Is Oakland the new Brooklyn? San Francisco artists, cooks, writers and musicians I know, plus a bunch who are just starting their post-school adult lives, find the rents refreshingly affordable there and the food scene is heating up.
In fact, Pizzaiolo, Dopo, Cesar, Dona Tomas, Wood Tavern and Tamarindo, all relative newcomers, pull even diehard San Franciscans across the bridge, and we’re not even talking Berkeley here.
The latest development is Flora, a booming lunch and dinner spot in a transitional downtown Oakland neighborhood along a stretch of Telegraph Avenue lined with historic art deco buildings.
Flora has moved into an old flower depot; it has the original black-tile exterior and expansive corner windows. Nearby, many new condos in various stages of construction await sale or rental while the fate of the beautiful old Fox theater across the street, under renovation, is yet to be determined.
But real estate malaise has not kept the crowds away from Flora. It’s a bona fide hot spot, crashingly noisy at night when the curved bar and all the tables are packed, and pleasantly buzzing at lunch, my favorite time to go.
Light filters into the high-ceilinged room through windows covered with wide blinds, a sexy retro look. The tile exterior is reprised by a checked linoleum tile floor. The rounded corners of vintage 1930s cabinets and consoles are repeated at the newly built bar lined with comfortable stools with backs. The silverware is even patterned with the same deco motif as the wall sconces, yet nothing about this big, airy room seems over designed.
Flora feels very East Bay casual, handcrafted and appealing. At lunch, the must-order dish is baked Bellwether Farms ricotta antipasti ($11), a warm disk with a souffle-like texture and a flavor that hints at the best macaroni and cheese. It’s flanked by perfect little vegetable salads.
The hot pressed tuna melt ($11) makes my mouth water every time I think about it — Italian canned tuna and finely minced red pepper and cilantro, subtly dressed with ginger and soy, enriched with cheddar (it works), encased inside a crisp, buttery Acme rustic roll.
At dinner, go for the asparagus and Meyer lemon fritto misto ($11), a crisp and juicy deep fry salted with grated parmesan.
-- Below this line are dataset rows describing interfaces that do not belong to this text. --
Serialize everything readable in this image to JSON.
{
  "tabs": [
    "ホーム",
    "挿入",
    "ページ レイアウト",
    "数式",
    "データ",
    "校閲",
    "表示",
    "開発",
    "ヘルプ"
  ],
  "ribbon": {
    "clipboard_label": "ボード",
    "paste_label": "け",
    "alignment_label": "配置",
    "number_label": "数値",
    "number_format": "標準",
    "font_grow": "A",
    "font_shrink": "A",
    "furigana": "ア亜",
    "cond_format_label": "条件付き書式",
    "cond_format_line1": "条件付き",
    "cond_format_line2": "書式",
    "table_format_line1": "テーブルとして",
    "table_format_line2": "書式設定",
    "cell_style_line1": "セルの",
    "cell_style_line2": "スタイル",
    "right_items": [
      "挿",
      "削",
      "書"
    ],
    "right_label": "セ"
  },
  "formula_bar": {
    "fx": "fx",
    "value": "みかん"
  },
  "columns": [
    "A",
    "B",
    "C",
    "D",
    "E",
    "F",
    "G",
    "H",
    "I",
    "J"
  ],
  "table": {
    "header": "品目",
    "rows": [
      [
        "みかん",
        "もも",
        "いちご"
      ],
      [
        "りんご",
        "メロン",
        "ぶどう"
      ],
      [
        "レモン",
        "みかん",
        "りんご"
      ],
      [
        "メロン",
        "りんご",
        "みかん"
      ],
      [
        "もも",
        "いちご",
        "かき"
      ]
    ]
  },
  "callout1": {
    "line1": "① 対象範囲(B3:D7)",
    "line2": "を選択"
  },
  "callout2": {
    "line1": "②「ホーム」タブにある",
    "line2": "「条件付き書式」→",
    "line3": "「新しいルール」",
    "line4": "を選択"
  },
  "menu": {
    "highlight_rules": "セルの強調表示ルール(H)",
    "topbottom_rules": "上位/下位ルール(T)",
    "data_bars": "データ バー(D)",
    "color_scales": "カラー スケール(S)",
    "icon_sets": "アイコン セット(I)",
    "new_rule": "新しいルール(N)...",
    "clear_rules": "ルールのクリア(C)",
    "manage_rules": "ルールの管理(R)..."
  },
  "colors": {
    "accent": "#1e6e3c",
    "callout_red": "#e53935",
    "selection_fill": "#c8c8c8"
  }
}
Follow with a super-clean fish soup calledLa Bourride ($19), crystal-clear broth deepened with the juices of Littleneck clams that bathe a hunk of local ling cod. Toast and aioli add body.
This program leaves room for fabulous desserts, such as weightless caramel pudding, thrilling with thin flakes of sea salt ($8); or the Rocky Road sundae made with ice cream from Berkeley’s stellar Ici ice cream shop. I suspect even the ethereal marshmallows are handmade ($8).
An imported beer list, and a well-rounded wine by the glass and bottle catalog pale in the glow of extraordinary cocktails ($9), re-creations of famous drinks from bars all around the world. I have never tasted a better balanced Singapore Sling. Absinthe is so cunningly applied to a drink unappealingly called The Corpse Reviver No. 2, that it reminded me of the most delicate and lovely lemonade. The intriguing herbal scent of anise kicks in only at the end.
Open for lunch, dinner and cocktails, Flora may be the biggest selling point for all those empty units across the street.
Location: 1900 Telegraph Ave. (at 19th Street), Oakland
Contact: (510) 286-0100
Hours: Lunch 11:30 a.m. to 2:30 p.m. Tuesday-Friday; brunch 9:30 a.m. to 2:30 p.m. Saturday; dinner 5 to 9:30 Tuesday-Thursday and until 11 p.m. Friday-Saturday
Price range: Starters $7 to $14; sandwiches $10 to $11; main courses $14 to $26
Recommended dishes: Baked ricotta antipasti, escarole, orange and fennel salad, asparagus and Meyer lemon fritto misto, tuna melt, Rocky Road sundae, caramel pudding with sea salt